By DANIEL WOOLLS, Associated Press
MADRID (AP) — Spain insisted Friday it is financially stable because its heavily indebted regions are now meeting deficit reduction targets, but investors remained worried about the country's ability to rescue another part of its financial system - the banks - and kept the government's bond yields dangerously high.
The nation's 17 semi-autonomous regions - whose high debts have helped fuel fears about the country's financial future — will meet a target to get their collective deficits below 1.5 percent this year, Finance Minister Cristobal Montoro told reporters.
The regions, which function much like U.S. states, ran a deficit of 0.45 percent of GDP in the first quarter. When counting €5 billion ($6.2 billion) they received from the central government, they ran a balanced budget.
"This means that since the beginning of the year the government's plan is working," said Montoro.
Most of Spain's excessive deficits in 2011 — which at 8.9 percent were almost three times the EU limit of 3 percent — came from the regions' overspending.
Eight of the regions, including powerful Catalonia in the northeast, saw their credit ratings downgraded this week by the Fitch agency. Those that issue debt are paying high rates. Montoro said the government is close to completing a mechanism that will allow the regions to issue debt through the central government at lower rates.
But worries about Spain in recent weeks have centered mainly on its banks, which are sitting on massive amounts of soured real estate investments. Rescuing the banks could overwhelm public finances, pushing the government to need international aid itself.
Those concerns remained as strong as ever on Friday and one senior bank executive said that if the amounts of money needed to rescue the country's banking sector kept on getting bigger there would be no alternative to a European bailout, the first time the head of a bank has acknowledged such a possibility.
"The banking sector is now in an absolutely critical situation," said Maria Dolores Dancausa, chief executive of Bankinter SA, Spain's seventh-largest bank by market value. "With the figures needed to clean up the banks going each time higher it gets to look like there will be no choice," Dancausa said.
The interest rate on 10-year Spanish bonds was up another 0.02 percentage points to 6.47 percent, close to the 7 percent rate that forced Greece, Ireland and Portugal to ask for bailouts.

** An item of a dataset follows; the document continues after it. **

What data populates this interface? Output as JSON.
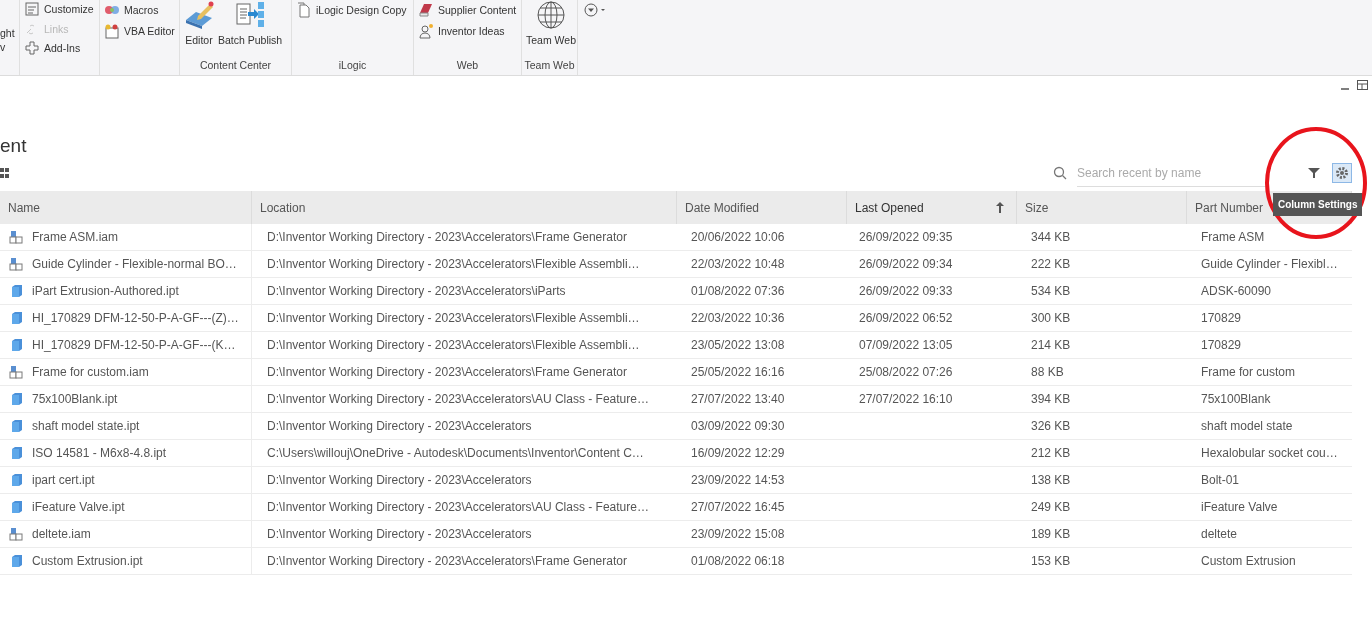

Despite the rise in borrowing rates, Montoro insisted the country can meet its debt obligations: "Spain has the ability to make good on that debt in its entirety."
Concern about Spain and the wider 17-country eurozone has shaken financial markets in recent weeks, pushing the euro to a 2-year low on Friday.
Spanish Economy Minister Luis de Guindos said this week that Spain and Europe were at a crossroads as speculation mounts over whether the country will need a bailout. The danger is that Spain's €1 trillion ($1.24 trillion) economy is too big for Europe to save — far larger than the economies of Greece, Ireland and Portugal combined.
Spain's banking sector is laden with soured investments on real estate and the government needs €19 billion to rescue just one lender, Bankia SA, at a time of recession and crushing unemployment of 24.4 percent.
"I don't know if we are on the edge of a cliff, but we are in a very, very difficult position," de Guindos said Thursday evening in a speech to business leaders in Sitges, a resort town near Barcelona. "The future of the euro is going to play out in the next few weeks in Spain and Italy."
Bond yields — a measure of investor confidence in a country's debt — were also very high in Italy, which has big debts and is in recession. Its 10-year bond yield rose stood at 5.73 percent late Friday afternoon after rising to 5.93 percent earlier in the day on fears that it could be affected by Spain's instability.
UBS Investment Research said there is no consensus that the Spanish banking sector in general needs a big recapitalization. It estimated the sector needs between €80 billion and €100 billion in new funds.
"The Spanish State should be able to sustain the recapitalization costs without losing control of its finances," UBS analysts said in a note to clients. "We recognize however that financing this intervention in current market conditions will be difficult."